++++ Dataset content

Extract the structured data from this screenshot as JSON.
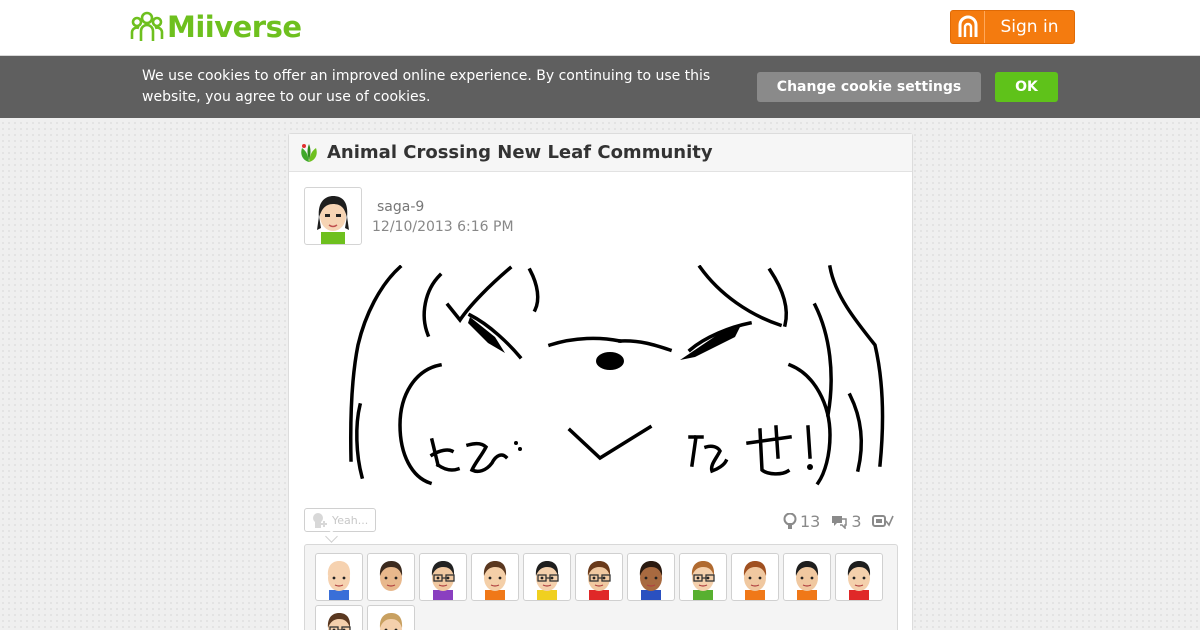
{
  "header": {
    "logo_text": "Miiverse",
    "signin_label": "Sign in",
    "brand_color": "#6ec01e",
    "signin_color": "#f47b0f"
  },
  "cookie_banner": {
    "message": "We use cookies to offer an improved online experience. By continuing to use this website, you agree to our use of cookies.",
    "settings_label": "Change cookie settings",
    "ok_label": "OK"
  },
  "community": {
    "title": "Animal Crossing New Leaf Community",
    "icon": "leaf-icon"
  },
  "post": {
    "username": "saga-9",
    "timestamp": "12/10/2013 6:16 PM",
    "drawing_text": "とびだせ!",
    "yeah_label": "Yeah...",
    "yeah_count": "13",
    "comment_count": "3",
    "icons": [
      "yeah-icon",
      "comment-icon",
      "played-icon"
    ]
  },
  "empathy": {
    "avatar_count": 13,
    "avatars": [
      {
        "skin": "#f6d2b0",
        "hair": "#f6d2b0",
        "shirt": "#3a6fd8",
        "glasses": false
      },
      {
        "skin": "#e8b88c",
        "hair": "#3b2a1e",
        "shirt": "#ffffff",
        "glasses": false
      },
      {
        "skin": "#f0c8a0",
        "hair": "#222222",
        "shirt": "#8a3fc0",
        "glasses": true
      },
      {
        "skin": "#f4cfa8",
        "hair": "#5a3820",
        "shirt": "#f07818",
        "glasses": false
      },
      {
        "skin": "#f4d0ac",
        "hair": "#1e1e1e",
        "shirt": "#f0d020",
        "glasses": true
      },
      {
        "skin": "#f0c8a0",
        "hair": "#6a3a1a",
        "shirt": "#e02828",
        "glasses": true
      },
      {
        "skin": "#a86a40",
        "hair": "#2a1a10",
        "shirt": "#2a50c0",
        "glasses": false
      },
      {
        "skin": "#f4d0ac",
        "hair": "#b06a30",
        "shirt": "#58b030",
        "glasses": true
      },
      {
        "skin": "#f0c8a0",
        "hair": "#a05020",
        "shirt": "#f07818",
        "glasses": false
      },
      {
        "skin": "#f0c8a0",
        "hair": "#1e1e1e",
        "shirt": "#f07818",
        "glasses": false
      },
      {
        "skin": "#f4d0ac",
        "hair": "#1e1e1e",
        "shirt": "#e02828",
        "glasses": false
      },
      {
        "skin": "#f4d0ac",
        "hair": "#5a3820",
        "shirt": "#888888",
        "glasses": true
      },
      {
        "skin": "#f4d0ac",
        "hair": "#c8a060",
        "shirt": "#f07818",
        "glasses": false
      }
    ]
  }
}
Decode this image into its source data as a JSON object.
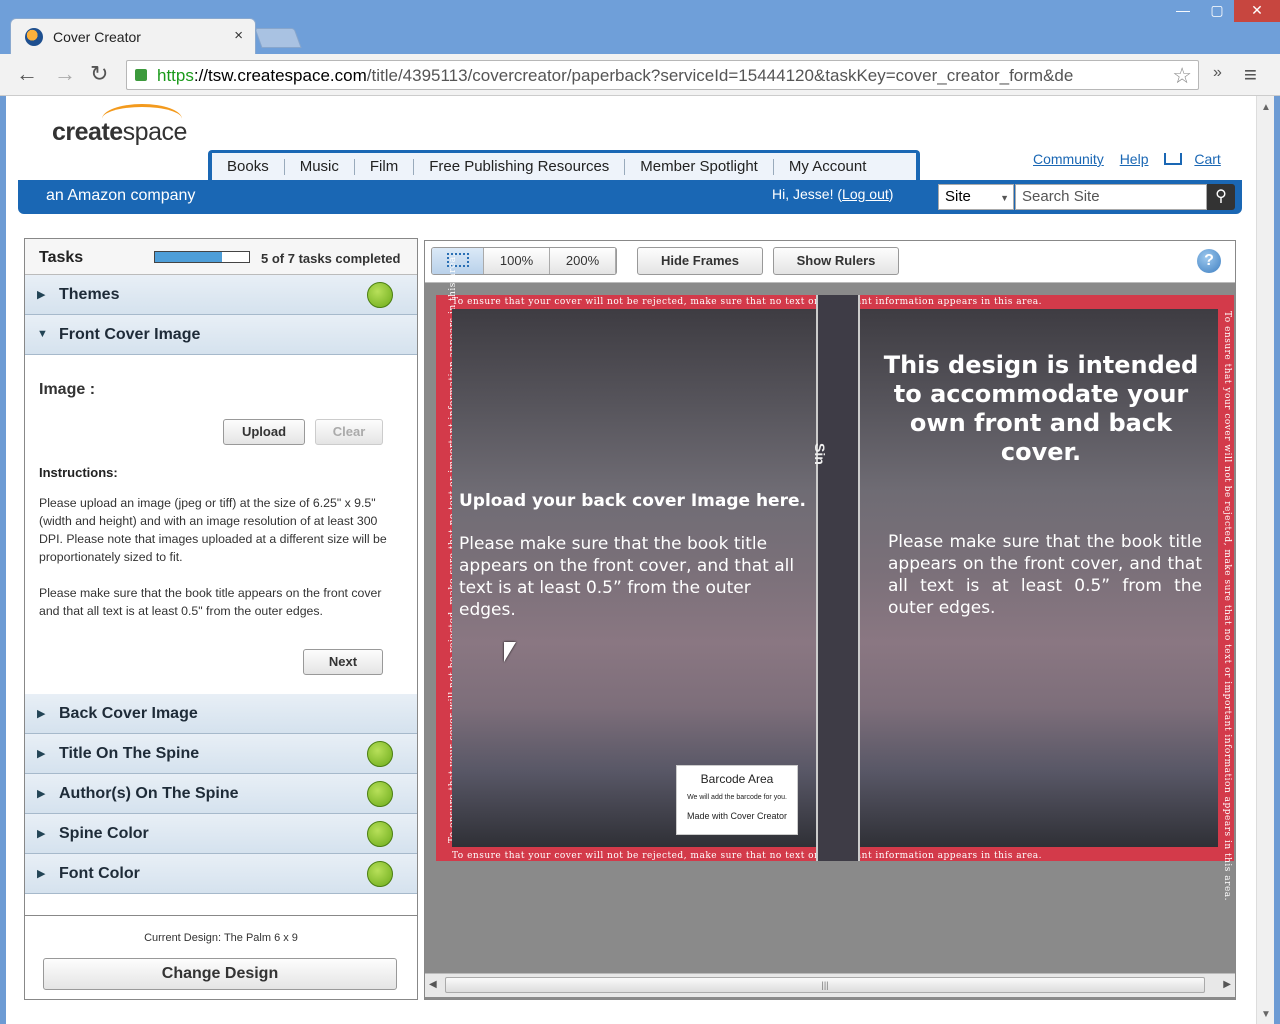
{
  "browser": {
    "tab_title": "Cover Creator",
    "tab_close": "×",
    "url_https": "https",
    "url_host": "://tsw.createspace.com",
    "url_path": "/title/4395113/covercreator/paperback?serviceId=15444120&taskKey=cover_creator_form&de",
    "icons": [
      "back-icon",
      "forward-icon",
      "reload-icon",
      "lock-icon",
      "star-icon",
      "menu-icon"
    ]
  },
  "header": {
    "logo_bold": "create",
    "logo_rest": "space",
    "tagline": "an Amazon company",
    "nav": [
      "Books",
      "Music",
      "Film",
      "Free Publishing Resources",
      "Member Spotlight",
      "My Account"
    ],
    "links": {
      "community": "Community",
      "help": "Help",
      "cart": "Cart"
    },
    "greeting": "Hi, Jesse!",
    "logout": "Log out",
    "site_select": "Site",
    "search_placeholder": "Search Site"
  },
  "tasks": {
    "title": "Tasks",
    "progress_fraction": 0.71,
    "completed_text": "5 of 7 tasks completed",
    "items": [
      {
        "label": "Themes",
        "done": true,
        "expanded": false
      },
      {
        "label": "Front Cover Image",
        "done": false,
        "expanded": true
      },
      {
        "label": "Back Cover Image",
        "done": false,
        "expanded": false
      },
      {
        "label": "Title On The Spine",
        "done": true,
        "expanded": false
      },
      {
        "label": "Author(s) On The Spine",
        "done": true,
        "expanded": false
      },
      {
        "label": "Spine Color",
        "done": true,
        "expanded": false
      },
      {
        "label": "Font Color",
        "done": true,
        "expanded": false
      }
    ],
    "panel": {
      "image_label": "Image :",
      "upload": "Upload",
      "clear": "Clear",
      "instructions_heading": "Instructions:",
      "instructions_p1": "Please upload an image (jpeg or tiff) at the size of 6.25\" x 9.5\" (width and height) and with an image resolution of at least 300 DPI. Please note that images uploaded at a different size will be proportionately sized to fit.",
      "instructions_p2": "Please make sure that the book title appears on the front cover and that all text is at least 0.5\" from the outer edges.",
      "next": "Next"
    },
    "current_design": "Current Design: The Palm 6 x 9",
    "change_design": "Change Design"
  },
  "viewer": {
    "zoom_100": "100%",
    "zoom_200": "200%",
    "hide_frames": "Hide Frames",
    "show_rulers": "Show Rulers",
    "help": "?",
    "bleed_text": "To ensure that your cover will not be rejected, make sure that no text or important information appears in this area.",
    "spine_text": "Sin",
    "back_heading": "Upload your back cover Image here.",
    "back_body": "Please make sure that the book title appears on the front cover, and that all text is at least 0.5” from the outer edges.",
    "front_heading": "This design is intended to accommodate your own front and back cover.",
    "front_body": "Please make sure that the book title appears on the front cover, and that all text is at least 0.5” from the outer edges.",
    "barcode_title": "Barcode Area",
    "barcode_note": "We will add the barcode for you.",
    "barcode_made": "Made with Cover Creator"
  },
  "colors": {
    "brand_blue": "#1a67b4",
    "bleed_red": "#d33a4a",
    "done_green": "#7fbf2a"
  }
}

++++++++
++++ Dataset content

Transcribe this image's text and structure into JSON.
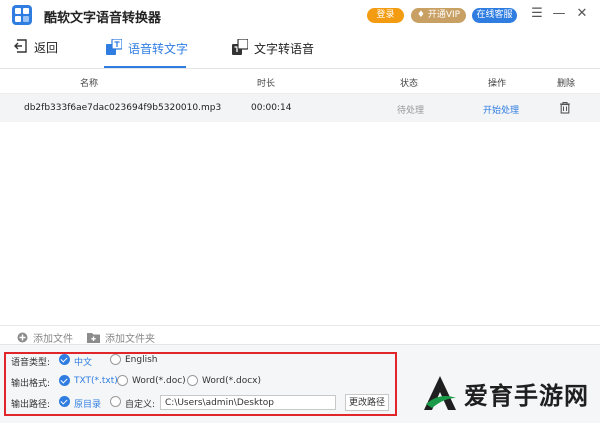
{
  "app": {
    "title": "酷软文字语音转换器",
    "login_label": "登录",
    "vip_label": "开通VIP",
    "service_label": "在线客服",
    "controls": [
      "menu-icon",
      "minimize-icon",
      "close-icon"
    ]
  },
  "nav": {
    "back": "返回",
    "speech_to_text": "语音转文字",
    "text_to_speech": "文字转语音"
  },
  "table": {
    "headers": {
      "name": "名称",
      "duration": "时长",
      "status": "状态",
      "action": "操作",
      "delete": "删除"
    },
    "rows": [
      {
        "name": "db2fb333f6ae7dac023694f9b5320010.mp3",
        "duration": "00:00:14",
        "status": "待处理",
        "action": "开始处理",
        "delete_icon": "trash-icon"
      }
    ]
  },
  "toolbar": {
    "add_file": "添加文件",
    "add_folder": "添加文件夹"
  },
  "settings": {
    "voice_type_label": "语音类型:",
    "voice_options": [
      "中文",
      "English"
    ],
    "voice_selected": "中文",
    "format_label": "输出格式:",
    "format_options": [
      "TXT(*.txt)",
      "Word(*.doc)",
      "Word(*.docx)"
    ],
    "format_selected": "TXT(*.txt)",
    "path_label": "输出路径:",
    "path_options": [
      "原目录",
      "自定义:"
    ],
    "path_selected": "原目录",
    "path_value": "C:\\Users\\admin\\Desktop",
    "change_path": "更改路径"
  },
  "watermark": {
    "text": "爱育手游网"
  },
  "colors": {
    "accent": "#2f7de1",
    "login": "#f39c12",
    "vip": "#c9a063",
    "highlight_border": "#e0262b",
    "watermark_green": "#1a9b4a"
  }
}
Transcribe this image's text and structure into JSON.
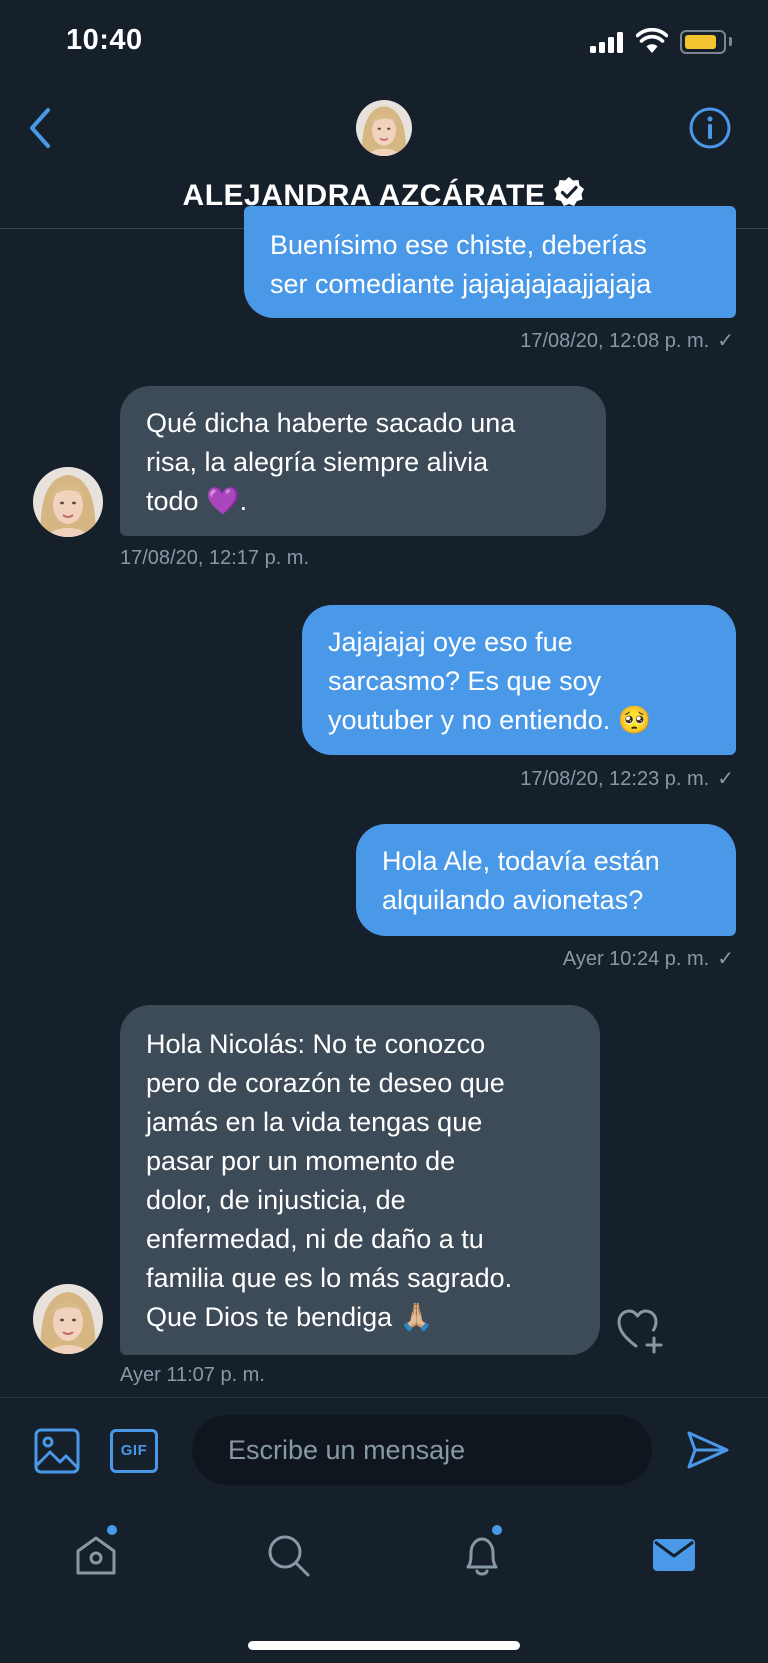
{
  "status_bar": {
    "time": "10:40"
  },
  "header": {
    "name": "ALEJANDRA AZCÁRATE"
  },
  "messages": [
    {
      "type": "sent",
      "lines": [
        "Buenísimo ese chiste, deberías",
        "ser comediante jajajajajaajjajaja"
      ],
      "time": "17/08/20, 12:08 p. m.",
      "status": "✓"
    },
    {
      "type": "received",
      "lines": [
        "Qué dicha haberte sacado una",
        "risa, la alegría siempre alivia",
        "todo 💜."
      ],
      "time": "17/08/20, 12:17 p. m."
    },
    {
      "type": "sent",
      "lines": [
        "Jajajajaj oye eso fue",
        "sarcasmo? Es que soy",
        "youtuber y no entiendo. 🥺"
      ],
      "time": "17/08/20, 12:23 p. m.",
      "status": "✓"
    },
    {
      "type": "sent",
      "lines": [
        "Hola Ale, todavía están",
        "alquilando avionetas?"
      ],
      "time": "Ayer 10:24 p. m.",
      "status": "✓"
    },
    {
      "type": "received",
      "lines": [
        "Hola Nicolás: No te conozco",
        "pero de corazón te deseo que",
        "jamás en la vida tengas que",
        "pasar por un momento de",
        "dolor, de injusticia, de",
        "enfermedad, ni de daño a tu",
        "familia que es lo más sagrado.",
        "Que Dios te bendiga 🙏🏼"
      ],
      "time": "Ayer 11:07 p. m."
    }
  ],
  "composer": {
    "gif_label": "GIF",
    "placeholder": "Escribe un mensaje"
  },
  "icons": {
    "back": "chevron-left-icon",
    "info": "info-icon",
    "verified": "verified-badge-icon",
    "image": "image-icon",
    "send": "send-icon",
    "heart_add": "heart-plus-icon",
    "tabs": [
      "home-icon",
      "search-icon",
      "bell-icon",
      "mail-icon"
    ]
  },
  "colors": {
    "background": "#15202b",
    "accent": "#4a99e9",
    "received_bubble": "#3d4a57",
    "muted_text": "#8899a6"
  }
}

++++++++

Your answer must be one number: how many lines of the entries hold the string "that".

5